“I knew in my heart that wasn’t true, and I knew they deserved a chance to bridge this gap,” Lisa said. “So we worked tirelessly together for many, many years, teaching them how to navigate adult responsibilities. … These years were marked by constant failure. I think when you grow up in the toxic stress of poverty, even minor challenges feel like major threats. So it was like everything in their life had taught them how to endure a problem, but nothing taught them how to solve a problem.”
From Producer to Mom
Those years were also marked with the growth of deep bonds between Lisa and the boys. Slowly, she grew to be a mother figure for them. This was no turkey-lady relationship. Lisa was a part of their lives to stay, and the boys knew they could rely on her completely. Leroy even calls her his adopted mom without the papers.
“I don’t think any of us expected to grow into this close, mother-son, sister-brother relationship for all these years,” Lisa said. “But as a result of us working together, those bonds grew quite deep, and they began to make progress and take strides forward.”
And those strides forward brought Leroy and Dartanyon to places they had not thought possible. Leroy earned a college degree and now works for Electronic Arts as a game tester.

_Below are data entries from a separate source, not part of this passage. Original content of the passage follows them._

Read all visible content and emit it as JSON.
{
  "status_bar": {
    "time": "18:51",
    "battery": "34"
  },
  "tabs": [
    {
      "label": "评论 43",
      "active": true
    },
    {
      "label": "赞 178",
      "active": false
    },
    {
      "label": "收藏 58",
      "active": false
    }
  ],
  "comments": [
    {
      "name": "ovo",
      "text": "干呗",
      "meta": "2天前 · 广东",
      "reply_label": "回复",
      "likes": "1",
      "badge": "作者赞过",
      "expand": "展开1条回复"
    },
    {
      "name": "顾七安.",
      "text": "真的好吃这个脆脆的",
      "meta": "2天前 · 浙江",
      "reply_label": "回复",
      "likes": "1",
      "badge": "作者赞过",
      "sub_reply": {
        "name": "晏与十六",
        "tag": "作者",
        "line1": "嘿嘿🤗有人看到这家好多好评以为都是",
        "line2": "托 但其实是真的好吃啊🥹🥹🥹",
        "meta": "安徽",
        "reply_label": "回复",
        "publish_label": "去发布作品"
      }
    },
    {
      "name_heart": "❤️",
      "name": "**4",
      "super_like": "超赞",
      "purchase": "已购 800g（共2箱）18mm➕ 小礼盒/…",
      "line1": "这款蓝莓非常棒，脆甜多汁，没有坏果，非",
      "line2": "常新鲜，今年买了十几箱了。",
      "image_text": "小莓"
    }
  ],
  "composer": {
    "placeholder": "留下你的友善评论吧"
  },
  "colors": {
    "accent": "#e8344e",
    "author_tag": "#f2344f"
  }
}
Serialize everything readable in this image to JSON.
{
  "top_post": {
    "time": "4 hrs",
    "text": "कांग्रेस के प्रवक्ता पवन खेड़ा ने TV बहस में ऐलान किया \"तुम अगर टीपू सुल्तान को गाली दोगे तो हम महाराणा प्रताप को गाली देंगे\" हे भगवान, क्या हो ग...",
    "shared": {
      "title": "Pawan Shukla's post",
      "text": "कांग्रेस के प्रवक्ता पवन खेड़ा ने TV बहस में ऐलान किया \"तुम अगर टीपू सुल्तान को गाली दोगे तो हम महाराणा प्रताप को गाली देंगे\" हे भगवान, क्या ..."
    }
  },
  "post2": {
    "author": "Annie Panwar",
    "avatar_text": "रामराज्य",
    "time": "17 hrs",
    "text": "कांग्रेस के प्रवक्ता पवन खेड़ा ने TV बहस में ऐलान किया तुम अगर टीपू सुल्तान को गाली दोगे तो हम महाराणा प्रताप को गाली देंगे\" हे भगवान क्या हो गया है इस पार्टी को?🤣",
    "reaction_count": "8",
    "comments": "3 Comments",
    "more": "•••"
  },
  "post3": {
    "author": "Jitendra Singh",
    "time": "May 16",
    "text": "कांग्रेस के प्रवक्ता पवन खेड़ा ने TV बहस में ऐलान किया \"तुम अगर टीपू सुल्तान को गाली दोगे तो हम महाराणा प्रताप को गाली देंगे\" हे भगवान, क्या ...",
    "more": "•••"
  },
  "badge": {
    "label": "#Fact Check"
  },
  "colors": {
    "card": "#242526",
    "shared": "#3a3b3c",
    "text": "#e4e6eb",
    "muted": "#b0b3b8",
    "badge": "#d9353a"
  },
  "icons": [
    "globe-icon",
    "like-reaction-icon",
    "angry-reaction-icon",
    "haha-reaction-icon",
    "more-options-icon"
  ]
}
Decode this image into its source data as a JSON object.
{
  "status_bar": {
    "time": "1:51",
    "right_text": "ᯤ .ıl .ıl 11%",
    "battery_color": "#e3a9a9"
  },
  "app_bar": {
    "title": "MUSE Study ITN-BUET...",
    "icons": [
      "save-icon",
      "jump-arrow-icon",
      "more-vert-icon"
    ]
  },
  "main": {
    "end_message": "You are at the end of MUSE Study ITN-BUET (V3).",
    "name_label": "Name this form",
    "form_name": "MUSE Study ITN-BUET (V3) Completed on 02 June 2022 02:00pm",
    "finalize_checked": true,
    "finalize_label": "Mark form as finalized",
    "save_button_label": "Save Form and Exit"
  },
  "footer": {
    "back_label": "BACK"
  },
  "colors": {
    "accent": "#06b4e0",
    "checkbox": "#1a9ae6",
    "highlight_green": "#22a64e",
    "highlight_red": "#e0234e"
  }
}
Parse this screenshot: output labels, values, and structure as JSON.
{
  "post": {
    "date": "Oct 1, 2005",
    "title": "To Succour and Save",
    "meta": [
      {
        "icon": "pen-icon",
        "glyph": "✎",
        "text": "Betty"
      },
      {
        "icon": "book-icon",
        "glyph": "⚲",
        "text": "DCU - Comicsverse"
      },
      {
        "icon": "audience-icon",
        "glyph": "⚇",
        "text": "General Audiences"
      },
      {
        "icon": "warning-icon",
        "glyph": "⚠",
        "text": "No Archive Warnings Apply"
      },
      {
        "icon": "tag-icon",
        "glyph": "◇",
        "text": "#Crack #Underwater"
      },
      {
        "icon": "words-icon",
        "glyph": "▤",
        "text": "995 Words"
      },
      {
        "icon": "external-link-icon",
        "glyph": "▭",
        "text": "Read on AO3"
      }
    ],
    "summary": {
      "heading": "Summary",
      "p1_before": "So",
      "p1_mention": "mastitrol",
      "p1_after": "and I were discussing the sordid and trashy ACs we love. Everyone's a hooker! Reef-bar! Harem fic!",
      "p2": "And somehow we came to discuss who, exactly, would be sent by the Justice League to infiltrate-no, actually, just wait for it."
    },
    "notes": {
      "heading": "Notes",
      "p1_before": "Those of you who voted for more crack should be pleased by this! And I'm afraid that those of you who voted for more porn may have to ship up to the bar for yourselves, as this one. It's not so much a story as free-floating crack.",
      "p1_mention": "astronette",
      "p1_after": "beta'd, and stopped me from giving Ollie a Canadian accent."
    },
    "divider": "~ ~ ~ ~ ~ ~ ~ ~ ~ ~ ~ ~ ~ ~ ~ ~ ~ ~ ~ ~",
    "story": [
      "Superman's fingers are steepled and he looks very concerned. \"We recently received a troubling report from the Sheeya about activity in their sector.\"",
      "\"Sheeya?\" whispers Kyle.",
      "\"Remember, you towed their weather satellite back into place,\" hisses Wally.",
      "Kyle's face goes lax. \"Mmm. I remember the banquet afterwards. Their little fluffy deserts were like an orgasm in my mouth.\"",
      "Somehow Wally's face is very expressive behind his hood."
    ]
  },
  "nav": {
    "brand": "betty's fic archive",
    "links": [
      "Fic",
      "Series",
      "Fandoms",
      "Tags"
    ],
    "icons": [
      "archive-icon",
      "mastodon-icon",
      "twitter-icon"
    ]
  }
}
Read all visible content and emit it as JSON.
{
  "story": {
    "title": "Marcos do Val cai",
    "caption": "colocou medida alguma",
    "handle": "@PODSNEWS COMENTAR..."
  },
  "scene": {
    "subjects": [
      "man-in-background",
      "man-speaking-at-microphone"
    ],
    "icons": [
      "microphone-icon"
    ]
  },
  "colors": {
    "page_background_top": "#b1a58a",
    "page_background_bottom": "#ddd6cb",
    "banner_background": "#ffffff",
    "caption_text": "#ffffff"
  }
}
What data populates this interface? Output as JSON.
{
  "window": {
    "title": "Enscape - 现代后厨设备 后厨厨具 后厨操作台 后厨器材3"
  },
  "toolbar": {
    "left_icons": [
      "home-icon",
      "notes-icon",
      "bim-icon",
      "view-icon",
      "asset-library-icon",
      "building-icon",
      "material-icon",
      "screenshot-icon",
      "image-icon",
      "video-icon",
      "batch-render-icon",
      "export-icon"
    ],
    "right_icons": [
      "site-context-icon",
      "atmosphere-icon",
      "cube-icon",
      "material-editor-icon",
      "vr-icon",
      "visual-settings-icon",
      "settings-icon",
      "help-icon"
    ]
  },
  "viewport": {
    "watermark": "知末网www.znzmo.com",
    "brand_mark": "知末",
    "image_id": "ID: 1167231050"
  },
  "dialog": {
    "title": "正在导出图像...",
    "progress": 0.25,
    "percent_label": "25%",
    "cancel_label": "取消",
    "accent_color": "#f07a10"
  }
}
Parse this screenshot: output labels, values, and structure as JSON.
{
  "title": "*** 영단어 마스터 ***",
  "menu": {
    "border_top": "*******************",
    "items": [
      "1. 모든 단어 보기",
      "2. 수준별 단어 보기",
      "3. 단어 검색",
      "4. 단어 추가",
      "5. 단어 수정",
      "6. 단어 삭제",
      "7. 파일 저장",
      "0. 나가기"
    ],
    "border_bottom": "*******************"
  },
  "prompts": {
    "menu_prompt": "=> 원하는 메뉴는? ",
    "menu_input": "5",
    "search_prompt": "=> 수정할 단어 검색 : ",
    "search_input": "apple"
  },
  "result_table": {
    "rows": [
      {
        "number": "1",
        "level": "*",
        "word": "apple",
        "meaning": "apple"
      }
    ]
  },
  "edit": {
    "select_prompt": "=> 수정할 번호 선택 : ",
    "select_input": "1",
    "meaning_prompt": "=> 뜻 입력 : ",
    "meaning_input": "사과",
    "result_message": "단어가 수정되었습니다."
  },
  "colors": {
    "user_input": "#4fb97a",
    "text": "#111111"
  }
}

Dartanyon is now a judo athlete and won a bronze medal in the Paralympics in 2012 and 2016. He’s currently training for the 2020 Paralympic Games and will earn his degree in social work this fall.
Lisa lives in Boston with her husband and two children, but she stays in touch with the boys not only through frequent phone calls, but also through their speaking tours. The three have traveled all over the country, talking on leadership, poverty and overcoming trauma. Lisa has also written a book about her experiences with the boys, entitled “Carry On.”
“I’ve never gone into any of this with an agenda,” Lisa said. “It’s so clearly been God’s story since the day I walked into that gym. I’ve just tried to be faithful to each step He lays in front of us.”
This unlikely family continues to touch lives as they share their story of suffering, hope and redemption. The boys proudly talk about what they’ve gone through, understanding how they can encourage others through their story. Lisa said she feels blessed God used her in His redemptive process to help the boys pick up their broken pieces and make something beautiful out of them.
Their full story can be read in Lisa’s book, “Carry On,” found on Amazon.